### MATERIAL FOR THIS TASK
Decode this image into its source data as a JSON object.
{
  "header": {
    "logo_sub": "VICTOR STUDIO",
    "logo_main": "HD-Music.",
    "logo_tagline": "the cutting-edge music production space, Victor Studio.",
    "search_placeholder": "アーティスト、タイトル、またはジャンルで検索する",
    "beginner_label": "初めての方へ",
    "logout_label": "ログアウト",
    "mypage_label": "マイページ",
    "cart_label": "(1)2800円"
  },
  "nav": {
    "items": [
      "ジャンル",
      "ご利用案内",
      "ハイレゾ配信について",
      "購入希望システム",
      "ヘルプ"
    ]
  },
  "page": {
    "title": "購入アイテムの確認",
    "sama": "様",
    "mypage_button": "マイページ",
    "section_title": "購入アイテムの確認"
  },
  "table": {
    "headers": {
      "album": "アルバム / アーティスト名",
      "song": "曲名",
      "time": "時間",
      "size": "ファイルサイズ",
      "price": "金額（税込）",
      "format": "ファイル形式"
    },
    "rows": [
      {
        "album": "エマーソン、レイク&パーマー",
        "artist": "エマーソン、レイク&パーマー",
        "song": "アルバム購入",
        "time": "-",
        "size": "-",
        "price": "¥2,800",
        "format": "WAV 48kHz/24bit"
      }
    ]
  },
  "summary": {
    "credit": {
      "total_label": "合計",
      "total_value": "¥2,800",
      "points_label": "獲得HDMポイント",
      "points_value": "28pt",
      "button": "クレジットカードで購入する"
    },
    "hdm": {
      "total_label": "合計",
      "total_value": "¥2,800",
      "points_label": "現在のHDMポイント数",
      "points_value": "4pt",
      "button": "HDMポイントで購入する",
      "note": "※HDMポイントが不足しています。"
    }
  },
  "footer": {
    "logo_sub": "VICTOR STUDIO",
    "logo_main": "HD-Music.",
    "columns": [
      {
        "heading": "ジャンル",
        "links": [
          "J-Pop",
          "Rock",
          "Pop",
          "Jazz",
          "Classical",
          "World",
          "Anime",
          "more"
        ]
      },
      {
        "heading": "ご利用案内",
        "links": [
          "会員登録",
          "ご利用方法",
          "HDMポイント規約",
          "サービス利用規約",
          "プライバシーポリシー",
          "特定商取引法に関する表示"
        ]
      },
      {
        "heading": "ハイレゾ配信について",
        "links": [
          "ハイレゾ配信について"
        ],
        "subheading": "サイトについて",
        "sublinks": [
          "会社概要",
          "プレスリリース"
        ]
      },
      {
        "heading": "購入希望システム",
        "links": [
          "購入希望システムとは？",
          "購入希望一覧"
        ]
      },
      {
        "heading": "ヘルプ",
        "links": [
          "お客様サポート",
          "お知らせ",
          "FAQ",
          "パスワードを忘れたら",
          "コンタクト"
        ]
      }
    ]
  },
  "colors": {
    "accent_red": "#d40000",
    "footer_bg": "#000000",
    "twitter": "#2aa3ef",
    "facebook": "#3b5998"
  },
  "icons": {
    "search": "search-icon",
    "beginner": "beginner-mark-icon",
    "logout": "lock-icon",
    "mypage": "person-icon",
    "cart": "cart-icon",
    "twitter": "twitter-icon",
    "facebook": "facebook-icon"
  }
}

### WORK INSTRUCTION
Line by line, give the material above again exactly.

### COMPLETED EXERCISE
Decode this image into its source data as a JSON object.
{
  "header": {
    "logo_sub": "VICTOR STUDIO",
    "logo_main": "HD-Music.",
    "logo_tagline": "the cutting-edge music production space, Victor Studio.",
    "search_placeholder": "アーティスト、タイトル、またはジャンルで検索する",
    "beginner_label": "初めての方へ",
    "logout_label": "ログアウト",
    "mypage_label": "マイページ",
    "cart_label": "(1)2800円"
  },
  "nav": {
    "items": [
      "ジャンル",
      "ご利用案内",
      "ハイレゾ配信について",
      "購入希望システム",
      "ヘルプ"
    ]
  },
  "page": {
    "title": "購入アイテムの確認",
    "sama": "様",
    "mypage_button": "マイページ",
    "section_title": "購入アイテムの確認"
  },
  "table": {
    "headers": {
      "album": "アルバム / アーティスト名",
      "song": "曲名",
      "time": "時間",
      "size": "ファイルサイズ",
      "price": "金額（税込）",
      "format": "ファイル形式"
    },
    "rows": [
      {
        "album": "エマーソン、レイク&パーマー",
        "artist": "エマーソン、レイク&パーマー",
        "song": "アルバム購入",
        "time": "-",
        "size": "-",
        "price": "¥2,800",
        "format": "WAV 48kHz/24bit"
      }
    ]
  },
  "summary": {
    "credit": {
      "total_label": "合計",
      "total_value": "¥2,800",
      "points_label": "獲得HDMポイント",
      "points_value": "28pt",
      "button": "クレジットカードで購入する"
    },
    "hdm": {
      "total_label": "合計",
      "total_value": "¥2,800",
      "points_label": "現在のHDMポイント数",
      "points_value": "4pt",
      "button": "HDMポイントで購入する",
      "note": "※HDMポイントが不足しています。"
    }
  },
  "footer": {
    "logo_sub": "VICTOR STUDIO",
    "logo_main": "HD-Music.",
    "columns": [
      {
        "heading": "ジャンル",
        "links": [
          "J-Pop",
          "Rock",
          "Pop",
          "Jazz",
          "Classical",
          "World",
          "Anime",
          "more"
        ]
      },
      {
        "heading": "ご利用案内",
        "links": [
          "会員登録",
          "ご利用方法",
          "HDMポイント規約",
          "サービス利用規約",
          "プライバシーポリシー",
          "特定商取引法に関する表示"
        ]
      },
      {
        "heading": "ハイレゾ配信について",
        "links": [
          "ハイレゾ配信について"
        ],
        "subheading": "サイトについて",
        "sublinks": [
          "会社概要",
          "プレスリリース"
        ]
      },
      {
        "heading": "購入希望システム",
        "links": [
          "購入希望システムとは？",
          "購入希望一覧"
        ]
      },
      {
        "heading": "ヘルプ",
        "links": [
          "お客様サポート",
          "お知らせ",
          "FAQ",
          "パスワードを忘れたら",
          "コンタクト"
        ]
      }
    ]
  },
  "colors": {
    "accent_red": "#d40000",
    "footer_bg": "#000000",
    "twitter": "#2aa3ef",
    "facebook": "#3b5998"
  },
  "icons": {
    "search": "search-icon",
    "beginner": "beginner-mark-icon",
    "logout": "lock-icon",
    "mypage": "person-icon",
    "cart": "cart-icon",
    "twitter": "twitter-icon",
    "facebook": "facebook-icon"
  }
}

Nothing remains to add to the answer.